AIM OF THE TASK
Look for the string "username" in the listing below, then copy every line that has it.

** Opening THE DATA block **

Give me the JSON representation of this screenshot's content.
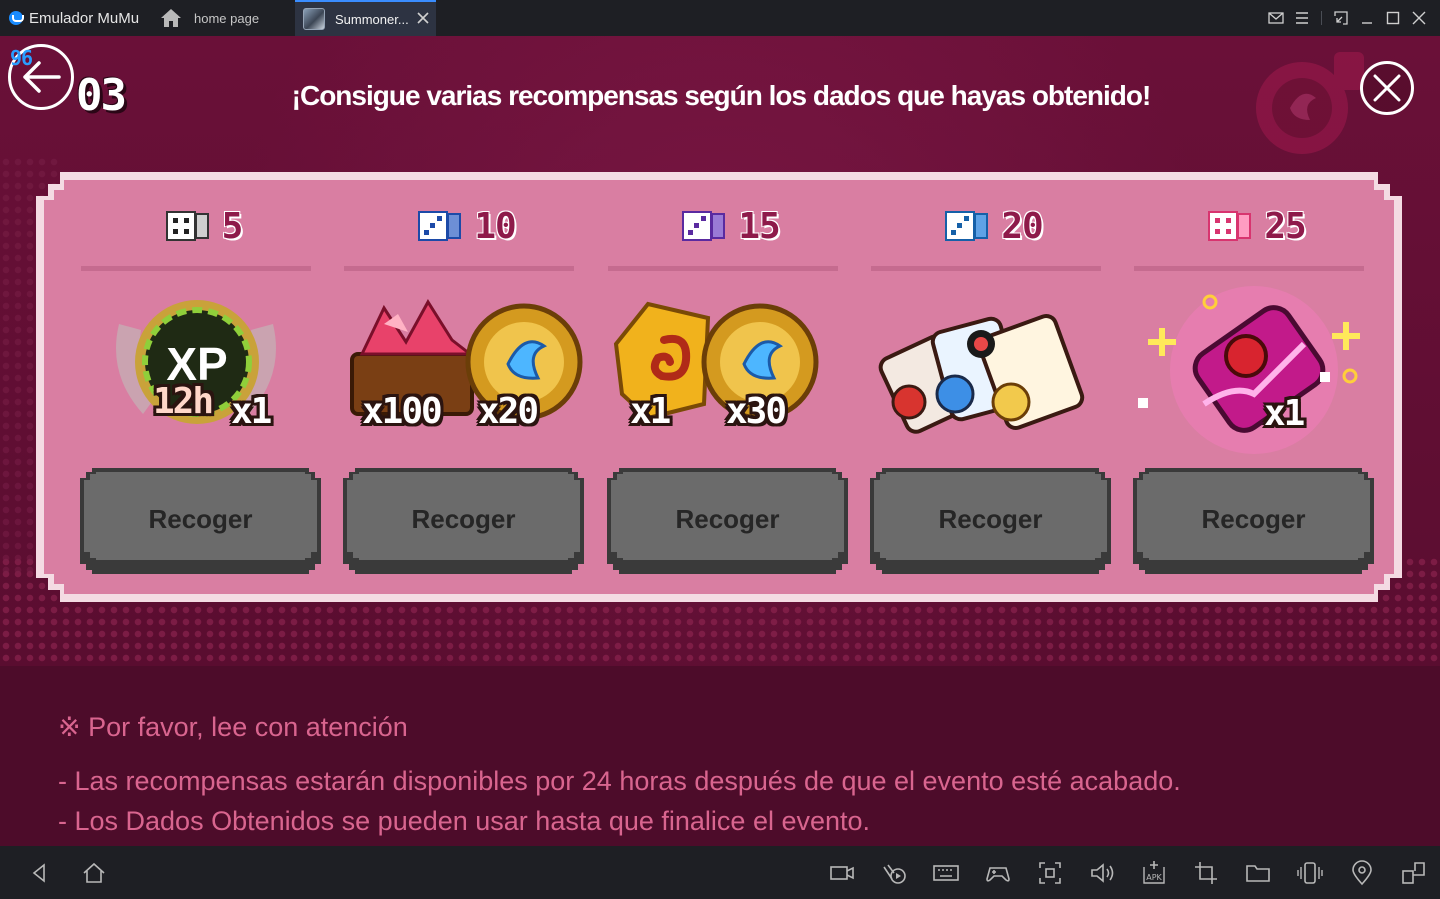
{
  "window": {
    "app_name": "Emulador MuMu",
    "home_tab_label": "home page",
    "game_tab_label": "Summoner..."
  },
  "game": {
    "fps": "96",
    "step_number": "03",
    "headline": "¡Consigue varias recompensas según los dados que hayas obtenido!",
    "rewards": [
      {
        "dice_count": "5",
        "quantities": [
          "12h",
          "x1"
        ],
        "art": "xp-boost-badge-icon",
        "button_label": "Recoger"
      },
      {
        "dice_count": "10",
        "quantities": [
          "x100",
          "x20"
        ],
        "art": "gem-chest-and-coin-icon",
        "button_label": "Recoger"
      },
      {
        "dice_count": "15",
        "quantities": [
          "x1",
          "x30"
        ],
        "art": "gold-swirl-and-coin-icon",
        "button_label": "Recoger"
      },
      {
        "dice_count": "20",
        "quantities": [],
        "art": "summon-scrolls-icon",
        "button_label": "Recoger"
      },
      {
        "dice_count": "25",
        "quantities": [
          "x1"
        ],
        "art": "legendary-scroll-icon",
        "button_label": "Recoger"
      }
    ],
    "notes_title": "※ Por favor, lee con atención",
    "notes": [
      "- Las recompensas estarán disponibles por 24 horas después de que el evento esté acabado.",
      "- Los Dados Obtenidos se pueden usar hasta que finalice el evento."
    ]
  },
  "colors": {
    "titlebar": "#1e1f24",
    "tab_accent": "#3a8dff",
    "game_bg": "#5d0f31",
    "panel": "#d97ea2",
    "panel_border": "#f4dbe3",
    "button": "#6b6b6b",
    "note_text": "#d9658f",
    "dice_text": "#8e1a4a"
  }
}
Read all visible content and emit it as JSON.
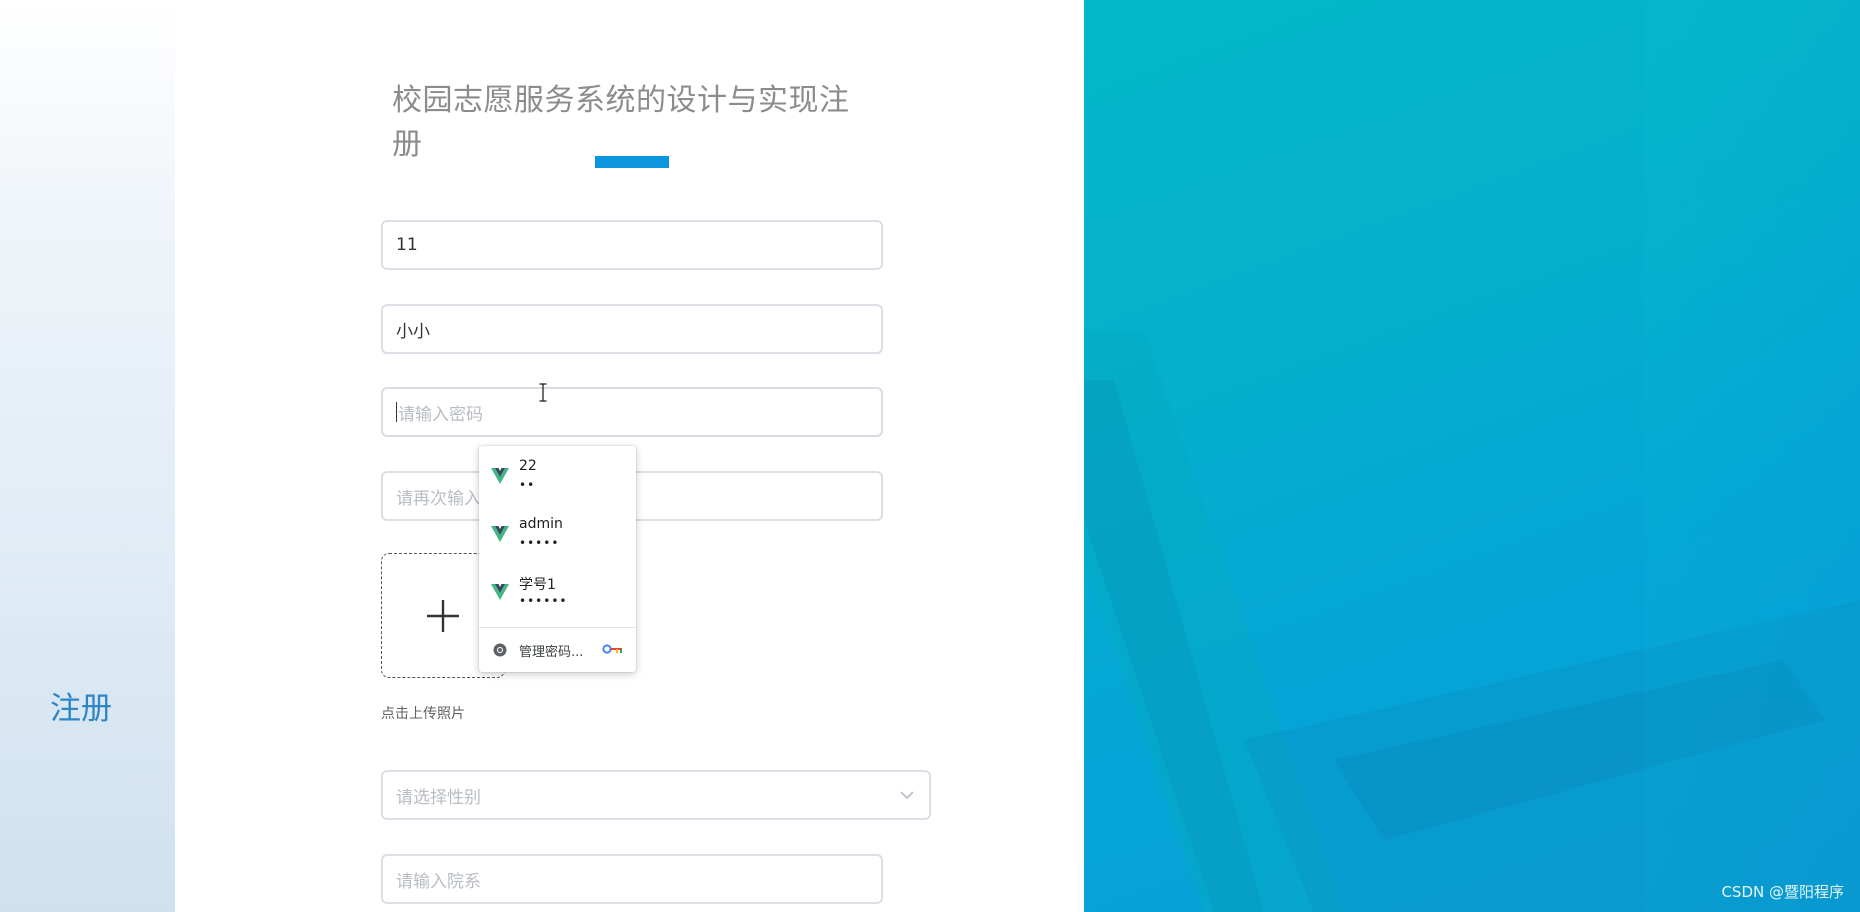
{
  "page": {
    "side_title": "注册",
    "form_title": "校园志愿服务系统的设计与实现注册",
    "watermark": "CSDN @暨阳程序"
  },
  "form": {
    "account": {
      "value": "11",
      "placeholder": ""
    },
    "name": {
      "value": "小小",
      "placeholder": ""
    },
    "password": {
      "value": "",
      "placeholder": "请输入密码"
    },
    "confirm_password": {
      "value": "",
      "placeholder": "请再次输入"
    },
    "upload_hint": "点击上传照片",
    "gender": {
      "placeholder": "请选择性别"
    },
    "department": {
      "value": "",
      "placeholder": "请输入院系"
    }
  },
  "autofill": {
    "items": [
      {
        "username": "22",
        "masked": "••"
      },
      {
        "username": "admin",
        "masked": "•••••"
      },
      {
        "username": "学号1",
        "masked": "••••••"
      }
    ],
    "manage_label": "管理密码..."
  },
  "colors": {
    "accent": "#0d95de",
    "side_title": "#2f86c5",
    "right_panel": "#04a5d6"
  },
  "icons": {
    "upload": "plus-icon",
    "select": "chevron-down-icon",
    "autofill_entry": "vue-logo-icon",
    "manage": "chrome-icon",
    "manage_key": "key-icon",
    "cursor": "text-cursor-icon"
  }
}
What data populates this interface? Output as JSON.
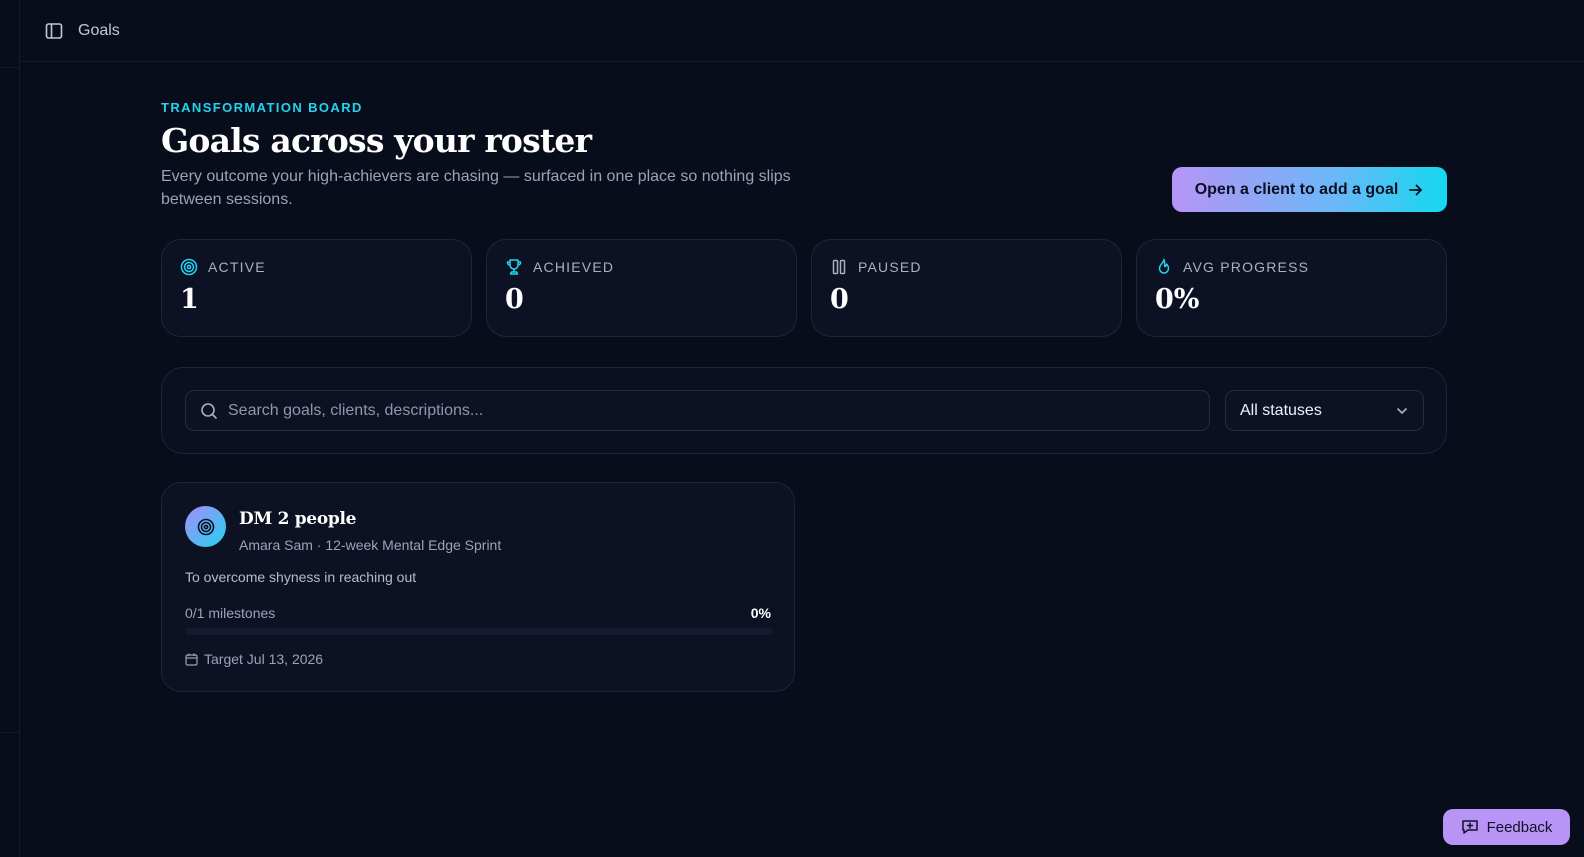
{
  "topbar": {
    "breadcrumb": "Goals"
  },
  "header": {
    "eyebrow": "TRANSFORMATION BOARD",
    "title": "Goals across your roster",
    "subtitle": "Every outcome your high-achievers are chasing — surfaced in one place so nothing slips between sessions.",
    "cta_label": "Open a client to add a goal"
  },
  "stats": [
    {
      "icon": "target-icon",
      "label": "ACTIVE",
      "value": "1"
    },
    {
      "icon": "trophy-icon",
      "label": "ACHIEVED",
      "value": "0"
    },
    {
      "icon": "pause-icon",
      "label": "PAUSED",
      "value": "0"
    },
    {
      "icon": "flame-icon",
      "label": "AVG PROGRESS",
      "value": "0%"
    }
  ],
  "filters": {
    "search_placeholder": "Search goals, clients, descriptions...",
    "search_value": "",
    "status_selected": "All statuses"
  },
  "goals": [
    {
      "title": "DM 2 people",
      "meta": "Amara Sam · 12-week Mental Edge Sprint",
      "description": "To overcome shyness in reaching out",
      "milestones": "0/1 milestones",
      "progress_label": "0%",
      "progress": 0,
      "target": "Target Jul 13, 2026"
    }
  ],
  "feedback_label": "Feedback",
  "colors": {
    "accent_cyan": "#22d3ee",
    "accent_purple": "#b794f6",
    "background": "#080d1c"
  }
}
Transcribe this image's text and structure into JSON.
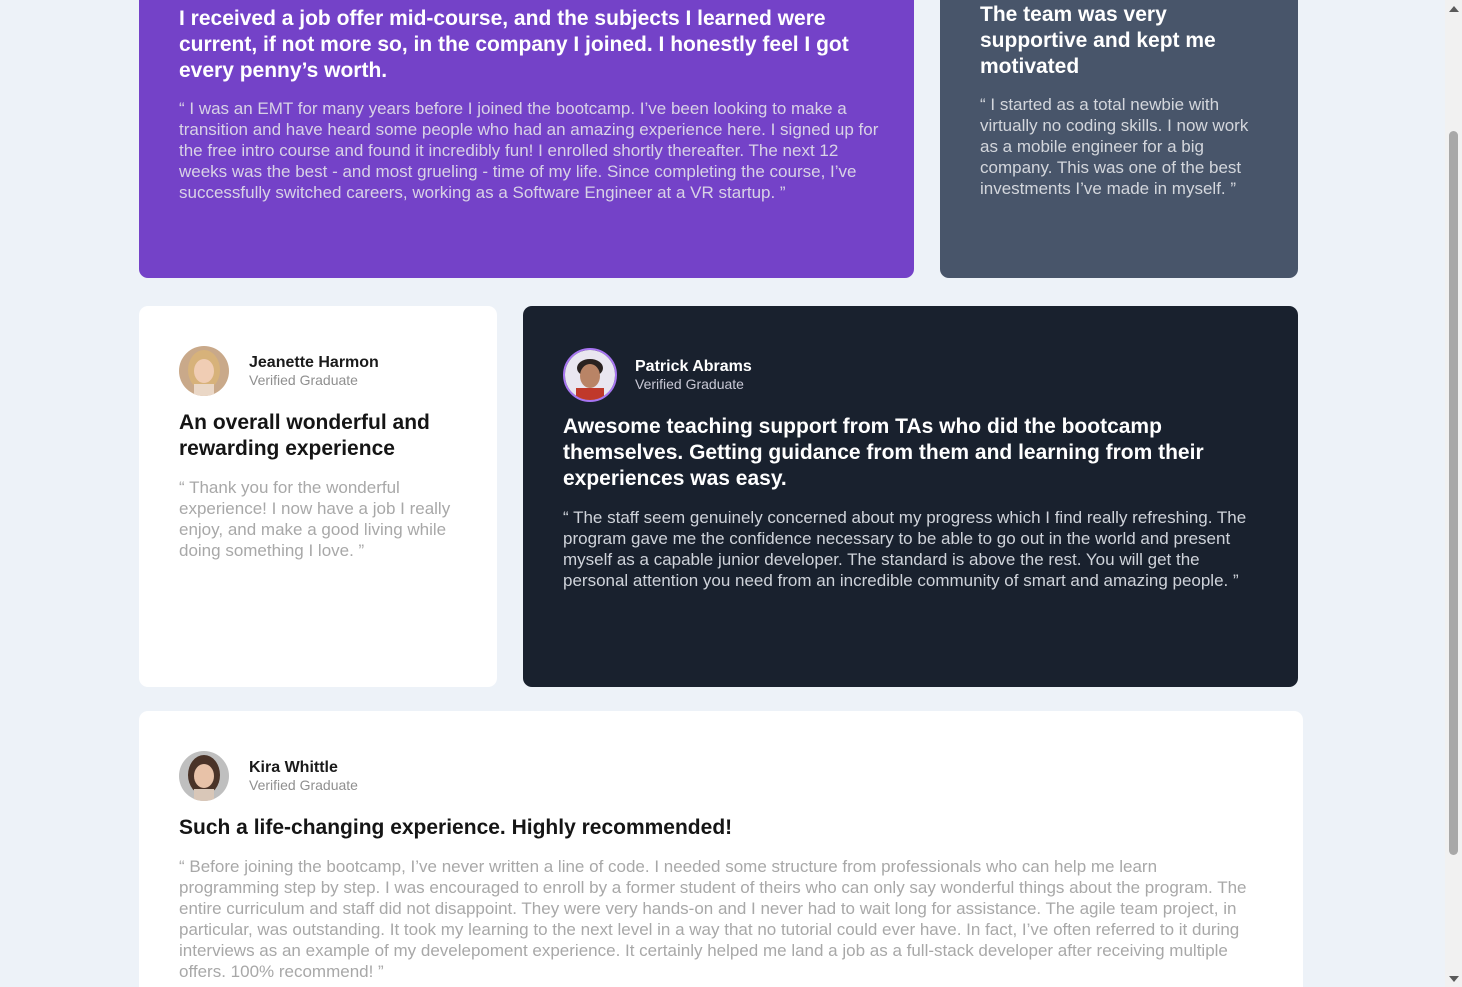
{
  "colors": {
    "page_background": "#edf2f8",
    "violet": "#7442c8",
    "grayish_blue": "#48556a",
    "very_dark_blue": "#19212e",
    "white": "#ffffff"
  },
  "testimonials": {
    "daniel": {
      "headline": "I received a job offer mid-course, and the subjects I learned were current, if not more so, in the company I joined. I honestly feel I got every penny’s worth.",
      "body": "“ I was an EMT for many years before I joined the bootcamp. I’ve been looking to make a transition and have heard some people who had an amazing experience here. I signed up for the free intro course and found it incredibly fun! I enrolled shortly thereafter. The next 12 weeks was the best - and most grueling - time of my life. Since completing the course, I’ve successfully switched careers, working as a Software Engineer at a VR startup. ”"
    },
    "jonathan": {
      "headline": "The team was very supportive and kept me motivated",
      "body": "“ I started as a total newbie with virtually no coding skills. I now work as a mobile engineer for a big company. This was one of the best investments I’ve made in myself. ”"
    },
    "jeanette": {
      "name": "Jeanette Harmon",
      "role": "Verified Graduate",
      "avatar_icon": "woman-portrait-avatar",
      "headline": "An overall wonderful and rewarding experience",
      "body": "“ Thank you for the wonderful experience! I now have a job I really enjoy, and make a good living while doing something I love. ”"
    },
    "patrick": {
      "name": "Patrick Abrams",
      "role": "Verified Graduate",
      "avatar_icon": "man-portrait-avatar",
      "headline": "Awesome teaching support from TAs who did the bootcamp themselves. Getting guidance from them and learning from their experiences was easy.",
      "body": "“ The staff seem genuinely concerned about my progress which I find really refreshing. The program gave me the confidence necessary to be able to go out in the world and present myself as a capable junior developer. The standard is above the rest. You will get the personal attention you need from an incredible community of smart and amazing people. ”"
    },
    "kira": {
      "name": "Kira Whittle",
      "role": "Verified Graduate",
      "avatar_icon": "woman-portrait-avatar",
      "headline": "Such a life-changing experience. Highly recommended!",
      "body": "“ Before joining the bootcamp, I’ve never written a line of code. I needed some structure from professionals who can help me learn programming step by step. I was encouraged to enroll by a former student of theirs who can only say wonderful things about the program. The entire curriculum and staff did not disappoint. They were very hands-on and I never had to wait long for assistance. The agile team project, in particular, was outstanding. It took my learning to the next level in a way that no tutorial could ever have. In fact, I’ve often referred to it during interviews as an example of my develepoment experience. It certainly helped me land a job as a full-stack developer after receiving multiple offers. 100% recommend! ”"
    }
  },
  "scrollbar": {
    "position_fraction": 0.15
  }
}
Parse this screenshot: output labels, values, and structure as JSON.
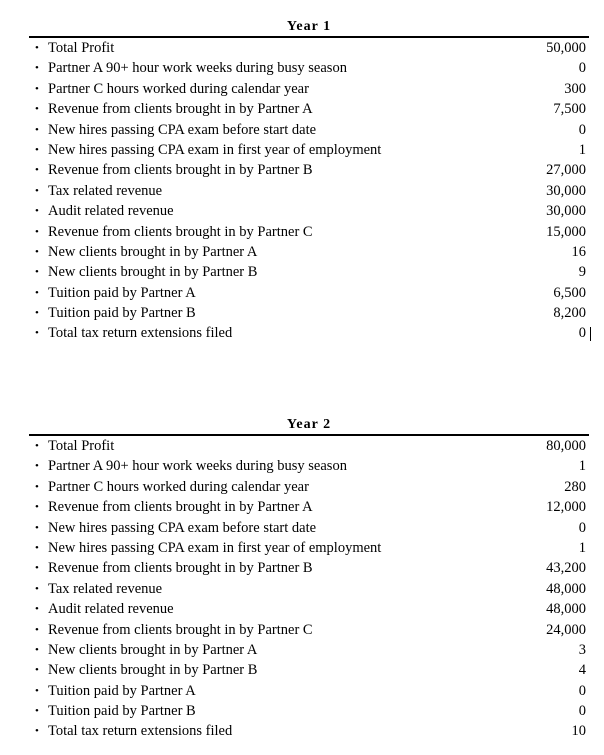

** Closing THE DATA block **

ANSWER SECTION
        "username": "22",
        "username": "admin",
        "username": "学号1",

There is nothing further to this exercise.